While some states do not allow temporary disability, Oklahoma does have a program for those who will only be disabled for a short amount of time. Long term disability is designed to assist an individual in living with a disability for the rest of their life. However, short term disability is a bit different.
The requirements for long term disability are that the medically determined condition must last for over a year and must impede your ability to do your job or any other job. As with disability in most states, being eligible for long term disability can mean being eligible for a number of different services in addition to financial support. An individual with a disability in Oklahoma may be eligible for transportation, home health care, assisted living, and more depending on their income, resources, and the type of disability they have.
Short term disability in Oklahoma is a completely different matter than long term. For one, sometimes it's offered by employers as part of their health insurance package, and sometimes it is not. If it's not, then you'll have to file for short term disability under the Oklahoma Short Term Disability Laws. These laws are based on the federal requirements that cover works for injuries occurred while not at work (for on the job injuries, worker's compensation laws will cover an individual). Oklahoma law follows both the Family Medical Leave Act and Americans with Disabilities Act.
As outlined by the Family Medical Leave Act, an Oklahoma employee who is injured off the job is protected while they are unable to work. The law states that the individual's employer may not fire them while they are on medical leave. There are two important criteria here: one is that the individual must have worked for the company for at least one year. The second is that the individual must not fall under the list of key employees, or employees necessary for the company to operate. A list of these employees is listed under the Oklahoma Short Term Disability Laws. Note that medical leave only protects a person's job—it does not guarantee they will be paid while on leave.
Under the Americans with Disabilities Act, employers must make certain arrangements with anyone on temporary disability.
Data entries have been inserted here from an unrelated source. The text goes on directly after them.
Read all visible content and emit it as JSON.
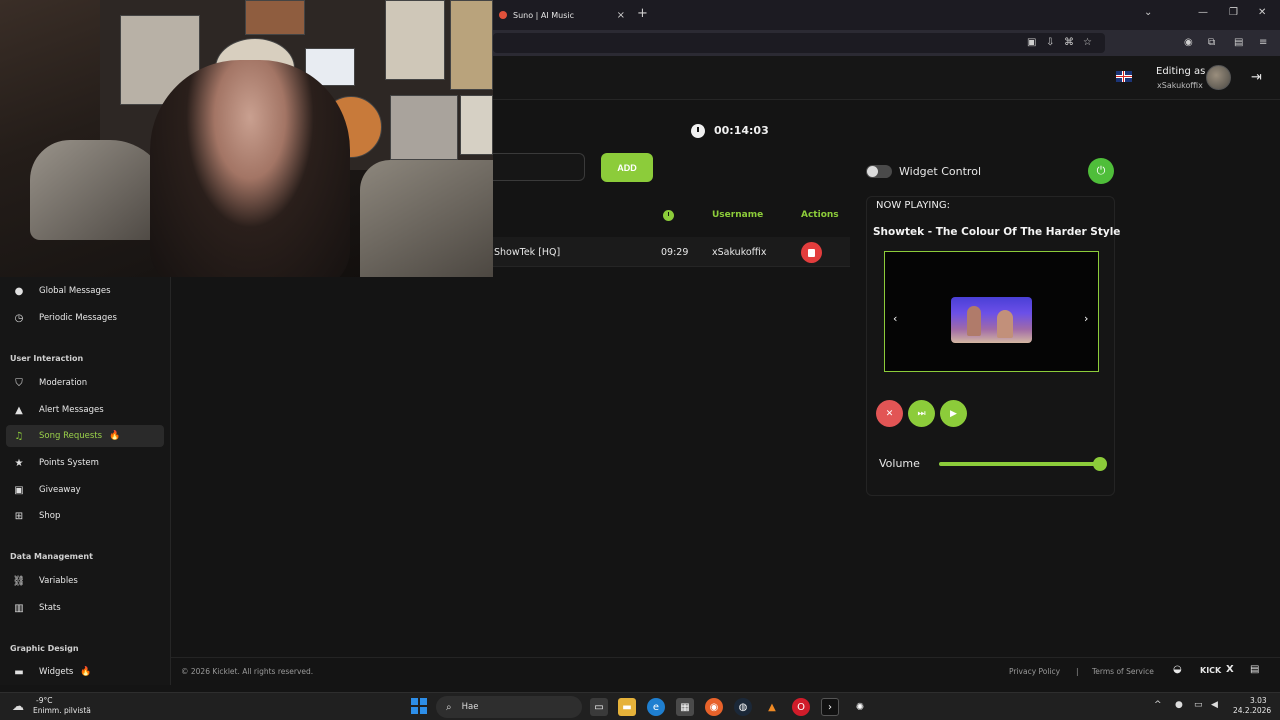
{
  "browser": {
    "tab_title": "Suno | AI Music",
    "tab_close": "×",
    "new_tab": "+",
    "win_dropdown": "⌄",
    "win_minimize": "—",
    "win_restore": "❐",
    "win_close": "✕"
  },
  "header": {
    "editing_as": "Editing as",
    "username": "xSakukoffix"
  },
  "sidebar": {
    "items_top": [
      {
        "label": "Global Messages",
        "icon": "chat-bubble-icon"
      },
      {
        "label": "Periodic Messages",
        "icon": "clock-icon"
      }
    ],
    "sections": [
      {
        "title": "User Interaction",
        "items": [
          {
            "label": "Moderation",
            "icon": "shield-icon"
          },
          {
            "label": "Alert Messages",
            "icon": "warning-icon"
          },
          {
            "label": "Song Requests",
            "icon": "music-note-icon",
            "active": true,
            "badge": "🔥"
          },
          {
            "label": "Points System",
            "icon": "star-icon"
          },
          {
            "label": "Giveaway",
            "icon": "gift-icon"
          },
          {
            "label": "Shop",
            "icon": "cart-icon"
          }
        ]
      },
      {
        "title": "Data Management",
        "items": [
          {
            "label": "Variables",
            "icon": "link-icon"
          },
          {
            "label": "Stats",
            "icon": "bar-chart-icon"
          }
        ]
      },
      {
        "title": "Graphic Design",
        "items": [
          {
            "label": "Widgets",
            "icon": "monitor-icon",
            "badge": "🔥"
          }
        ]
      }
    ]
  },
  "queue": {
    "timer": "00:14:03",
    "add_label": "ADD",
    "columns": {
      "username": "Username",
      "actions": "Actions"
    },
    "rows": [
      {
        "title": "ShowTek [HQ]",
        "duration": "09:29",
        "username": "xSakukoffix"
      }
    ]
  },
  "widget": {
    "control_label": "Widget Control",
    "power": "⏻",
    "now_playing_label": "NOW PLAYING:",
    "now_playing_title": "Showtek - The Colour Of The Harder Style",
    "prev": "‹",
    "next": "›",
    "volume_label": "Volume",
    "volume_value": 0.99
  },
  "footer": {
    "copyright": "© 2026 Kicklet. All rights reserved.",
    "privacy": "Privacy Policy",
    "separator": "|",
    "terms": "Terms of Service",
    "kick": "KICK",
    "x": "X"
  },
  "taskbar": {
    "temp": "-9°C",
    "weather": "Enimm. pilvistä",
    "search_placeholder": "Hae",
    "time": "3.03",
    "date": "24.2.2026"
  },
  "colors": {
    "accent": "#8ccc3a",
    "danger": "#e23d3d",
    "background": "#141414"
  }
}
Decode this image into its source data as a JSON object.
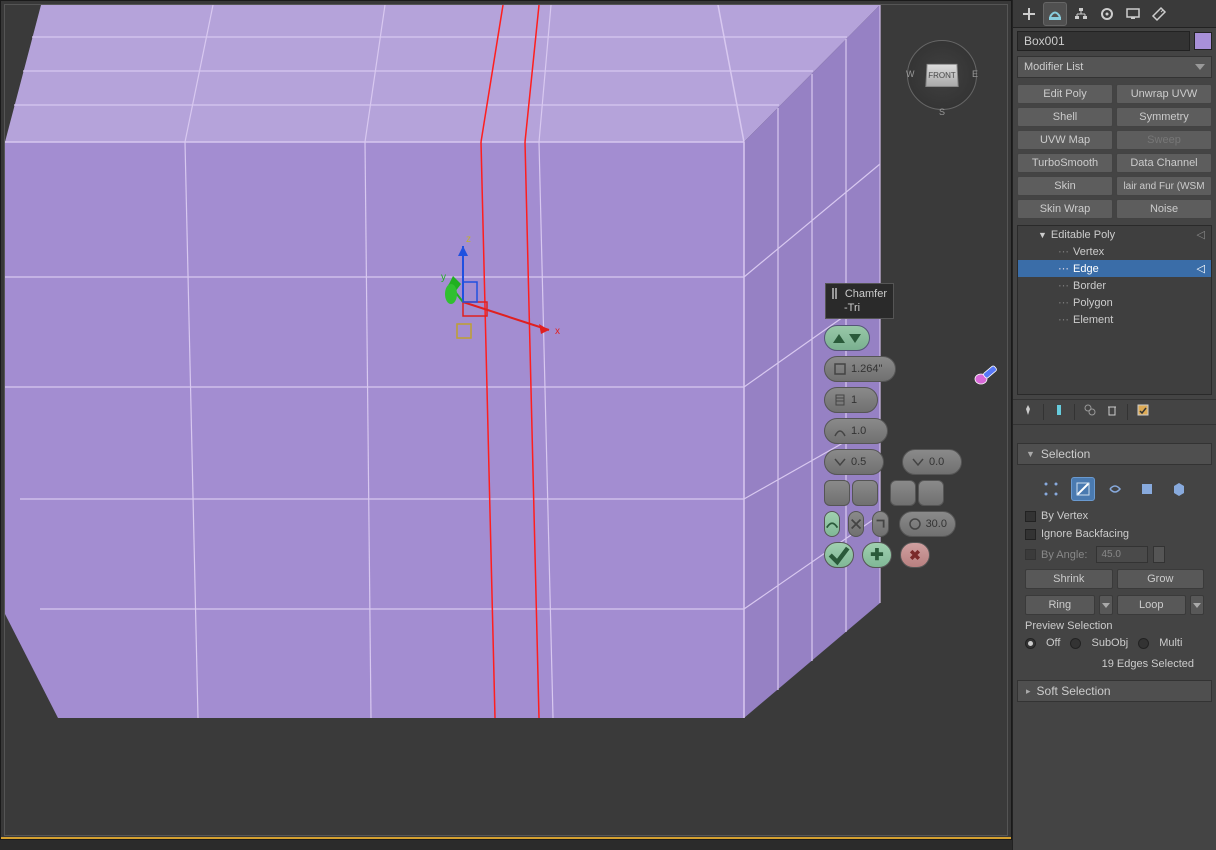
{
  "viewcube": {
    "face": "FRONT",
    "w": "W",
    "e": "E",
    "s": "S"
  },
  "tooltip": {
    "title": "Chamfer",
    "sub": "-Tri"
  },
  "caddy": {
    "amount": "1.264\"",
    "segments": "1",
    "tension": "1.0",
    "depth": "0.5",
    "depth2": "0.0",
    "miter": "30.0"
  },
  "object_name": "Box001",
  "modifier_list_label": "Modifier List",
  "modifier_buttons": [
    [
      "Edit Poly",
      "Unwrap UVW"
    ],
    [
      "Shell",
      "Symmetry"
    ],
    [
      "UVW Map",
      "Sweep"
    ],
    [
      "TurboSmooth",
      "Data Channel"
    ],
    [
      "Skin",
      "Hair and Fur (WSM)"
    ],
    [
      "Skin Wrap",
      "Noise"
    ]
  ],
  "stack": {
    "root": "Editable Poly",
    "items": [
      "Vertex",
      "Edge",
      "Border",
      "Polygon",
      "Element"
    ],
    "selected": "Edge"
  },
  "selection": {
    "title": "Selection",
    "by_vertex": "By Vertex",
    "ignore_backfacing": "Ignore Backfacing",
    "by_angle": "By Angle:",
    "angle_value": "45.0",
    "shrink": "Shrink",
    "grow": "Grow",
    "ring": "Ring",
    "loop": "Loop",
    "preview_label": "Preview Selection",
    "off": "Off",
    "subobj": "SubObj",
    "multi": "Multi",
    "status": "19 Edges Selected"
  },
  "soft_selection": {
    "title": "Soft Selection"
  }
}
This includes providing access to the building and allowing time off for medical appointments and rehabilitation.